Exercise
Report all lines below with the word "window".

Source material
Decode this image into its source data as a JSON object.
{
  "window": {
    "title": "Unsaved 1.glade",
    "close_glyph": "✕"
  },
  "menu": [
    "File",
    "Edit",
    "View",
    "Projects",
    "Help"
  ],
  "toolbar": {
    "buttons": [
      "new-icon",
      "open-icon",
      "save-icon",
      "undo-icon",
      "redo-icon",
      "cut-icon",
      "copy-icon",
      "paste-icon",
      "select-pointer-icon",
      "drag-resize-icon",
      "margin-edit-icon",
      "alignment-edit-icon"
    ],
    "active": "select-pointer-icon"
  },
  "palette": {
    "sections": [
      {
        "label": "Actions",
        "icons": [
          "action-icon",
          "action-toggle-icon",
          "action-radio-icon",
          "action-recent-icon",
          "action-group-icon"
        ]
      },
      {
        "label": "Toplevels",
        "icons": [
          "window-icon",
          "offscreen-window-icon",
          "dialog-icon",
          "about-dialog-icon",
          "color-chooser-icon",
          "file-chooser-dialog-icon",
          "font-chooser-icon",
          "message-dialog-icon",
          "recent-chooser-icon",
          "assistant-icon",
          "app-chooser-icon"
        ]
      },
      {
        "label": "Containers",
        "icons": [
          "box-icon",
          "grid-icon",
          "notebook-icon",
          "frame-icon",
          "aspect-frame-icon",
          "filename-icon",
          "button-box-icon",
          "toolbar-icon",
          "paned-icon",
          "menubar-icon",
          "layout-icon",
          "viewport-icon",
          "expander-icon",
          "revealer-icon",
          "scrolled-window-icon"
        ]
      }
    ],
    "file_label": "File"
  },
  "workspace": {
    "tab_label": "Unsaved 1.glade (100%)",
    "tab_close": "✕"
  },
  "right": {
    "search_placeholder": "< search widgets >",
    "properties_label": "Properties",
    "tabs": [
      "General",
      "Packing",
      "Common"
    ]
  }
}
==
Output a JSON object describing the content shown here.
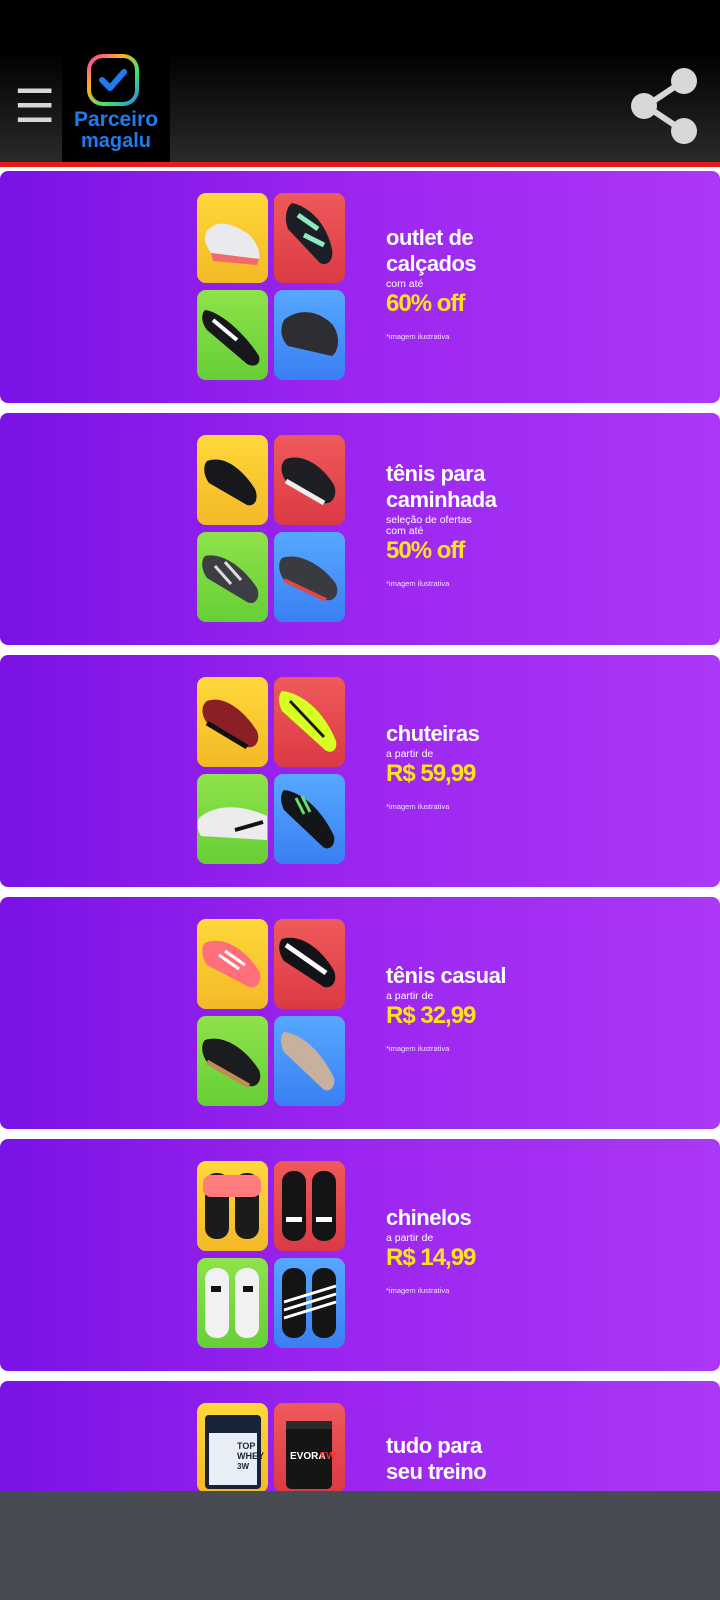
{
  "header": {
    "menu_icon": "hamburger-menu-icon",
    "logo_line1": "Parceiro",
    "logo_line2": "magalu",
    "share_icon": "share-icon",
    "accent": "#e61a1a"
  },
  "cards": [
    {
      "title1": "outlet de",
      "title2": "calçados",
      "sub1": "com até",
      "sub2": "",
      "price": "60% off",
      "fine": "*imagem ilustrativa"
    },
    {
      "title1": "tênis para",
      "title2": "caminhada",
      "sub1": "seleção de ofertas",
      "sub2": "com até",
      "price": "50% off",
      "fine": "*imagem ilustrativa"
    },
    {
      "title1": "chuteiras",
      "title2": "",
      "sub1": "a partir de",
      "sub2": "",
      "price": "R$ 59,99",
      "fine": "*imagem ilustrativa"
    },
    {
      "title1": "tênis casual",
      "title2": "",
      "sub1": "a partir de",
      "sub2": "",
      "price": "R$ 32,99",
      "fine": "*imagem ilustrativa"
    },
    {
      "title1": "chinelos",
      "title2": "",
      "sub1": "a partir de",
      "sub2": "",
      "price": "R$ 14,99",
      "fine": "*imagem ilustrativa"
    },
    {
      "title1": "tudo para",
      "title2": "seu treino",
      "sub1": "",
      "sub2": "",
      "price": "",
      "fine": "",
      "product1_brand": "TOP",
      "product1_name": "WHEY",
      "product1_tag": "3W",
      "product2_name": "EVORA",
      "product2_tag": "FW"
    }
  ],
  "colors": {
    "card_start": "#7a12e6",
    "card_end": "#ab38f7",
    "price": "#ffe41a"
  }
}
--
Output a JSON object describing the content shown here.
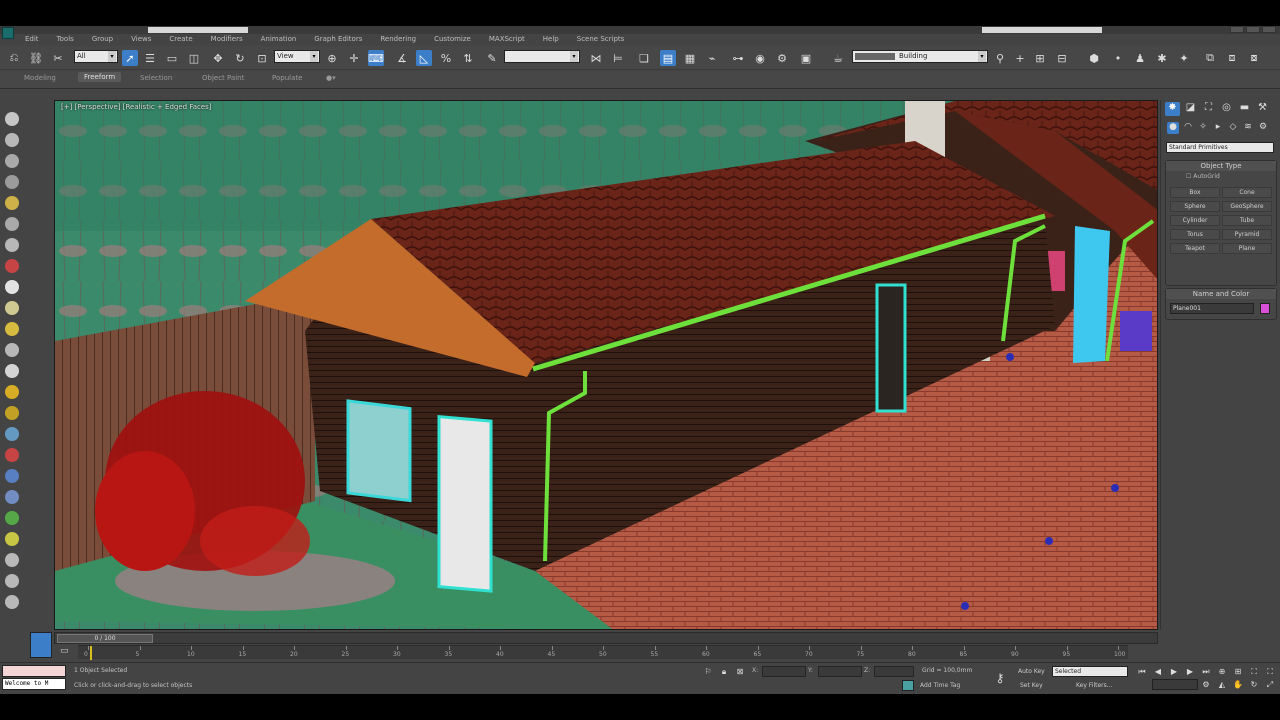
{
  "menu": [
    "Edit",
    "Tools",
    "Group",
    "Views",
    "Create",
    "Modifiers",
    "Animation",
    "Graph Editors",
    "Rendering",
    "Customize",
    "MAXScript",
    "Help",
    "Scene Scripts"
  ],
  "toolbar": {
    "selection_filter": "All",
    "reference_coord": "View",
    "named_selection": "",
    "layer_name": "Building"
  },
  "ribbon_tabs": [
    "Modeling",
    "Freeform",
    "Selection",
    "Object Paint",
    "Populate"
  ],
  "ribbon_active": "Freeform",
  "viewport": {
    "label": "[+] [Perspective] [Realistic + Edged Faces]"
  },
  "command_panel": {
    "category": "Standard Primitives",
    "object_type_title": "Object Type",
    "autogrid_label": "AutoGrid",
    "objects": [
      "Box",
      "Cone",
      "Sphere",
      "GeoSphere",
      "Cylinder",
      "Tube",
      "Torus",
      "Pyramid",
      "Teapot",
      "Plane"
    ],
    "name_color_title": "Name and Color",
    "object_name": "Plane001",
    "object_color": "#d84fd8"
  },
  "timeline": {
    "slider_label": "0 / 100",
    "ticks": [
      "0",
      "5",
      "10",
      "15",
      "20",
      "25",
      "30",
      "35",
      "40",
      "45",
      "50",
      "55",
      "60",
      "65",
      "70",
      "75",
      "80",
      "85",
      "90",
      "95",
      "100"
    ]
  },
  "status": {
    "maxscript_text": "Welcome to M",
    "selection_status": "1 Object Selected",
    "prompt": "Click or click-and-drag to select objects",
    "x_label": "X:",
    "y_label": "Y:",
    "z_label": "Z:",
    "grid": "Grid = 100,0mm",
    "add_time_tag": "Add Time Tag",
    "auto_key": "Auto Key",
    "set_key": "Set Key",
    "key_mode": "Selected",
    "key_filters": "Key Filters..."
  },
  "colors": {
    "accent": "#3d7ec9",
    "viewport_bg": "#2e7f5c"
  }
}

Response
  "window": {
          "window-icon",
          "offscreen-window-icon",
          "scrolled-window-icon"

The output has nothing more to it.